Sometimes I wish I had a skin type that tanned a warm bronze in the summer sun. Instead, I’m a sticky, sunburned mess. On hot, sunny days, some people radiate a soft golden brown just by stepping outside. If I’m not slathered with sunscreen or shaded from head to toe, I break out in a fever and wilt like hot, sweaty cheese. Sometimes I look at the radiant glow of naturally tanned beauties and think, “Yeah. That would be nice.”
Sometimes I wish I had just enough money to pay off all of my families’ homes, fully fund the their health care, medical and educational expenses, buy the empty lot behind my house, and take a year off now and then just to travel. Sometimes I see what others can afford and think, “Yeah. That would be nice.”
Sometimes I wish I could play the piano like Cyrus Chestnut or croon like Martin Sexton. They both have a depth of range unlike anything I’ve ever heard. I’ve got a little keyboard I like to tinker with and I’ll sing along in the car when I’m by myself, but listening to that kind of raw, soulful panache has the power to move my body and lift my spirit. Sometimes I hear musicians with that much talent and think, “Yeah. That would be nice.”
Sometimes I wish I could surf. I mean, really surf. I live in the Colorado high country because I’m terrified of sharks and I figure they can’t get me way up here. I love the ocean and I’m happiest in the shallows on the apparent safety of a boogie board. On a surfboard, I’m about as coordinated as a rhinoceros on roller skates. Nothing seems cooler to me than paddling out, catching a sweet wave and flip flopping your way through that sun-kissed cliché surfer lifestyle. I see those guys and I think, “Yeah. That would be nice.”
Just below the surface of what seems nice, we all have flaws and challenges that make us uniquely human. I would never trade someone else’s six-pack abs if it meant having to endure their abusive childhood. I’d never trade my bank account for someone else’s if it meant taking on their private struggle with depression or substance abuse. If I could snap my fingers and become an award-winning musician, I wouldn’t do it if it meant trading someone else’s family for my own. If I could hang with Kelly Slater himself, I wouldn’t do it if it meant trading my talents and struggles for someone else’s.
No matter how great something appears on the surface, pining for what we lack should give us pause when we stop to consider what else comes with it. We have the capacity to instantly shift our mental outlook with a little gratitude. There’s so much I’m already grateful for, I wouldn’t give those things up in a minute — not for anything in the world. When it comes to intentional living, we get the best results when we feel inspired to take some purposeful action towards something we can achieve through hard work and commitment. Envy all by itself is just a foolhardy waste of time.
— Evan Zislis is founder and principal consultant of www.MyIntentionalSolutions.com, delivering hands-on organizational solutions and strategies consulting for households, businesses, nonprofits, students, and life transitions.

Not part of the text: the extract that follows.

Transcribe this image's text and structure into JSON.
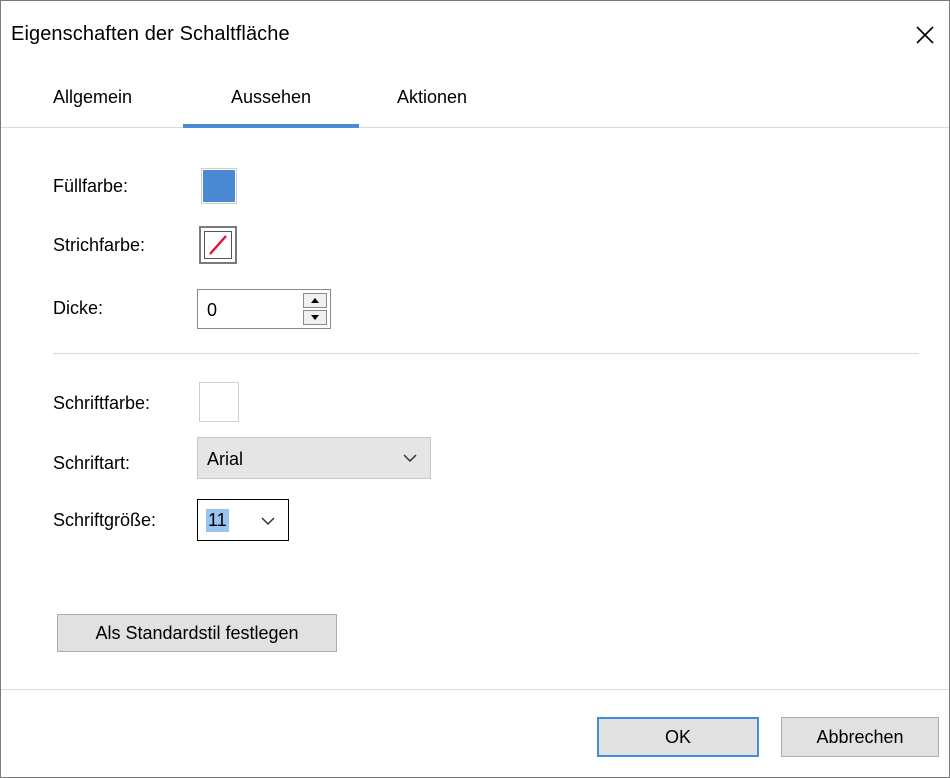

For more information about simplifying your stuff and organizing your life, call 366.2532 or email Evan@MyIntentionalSolutions.com.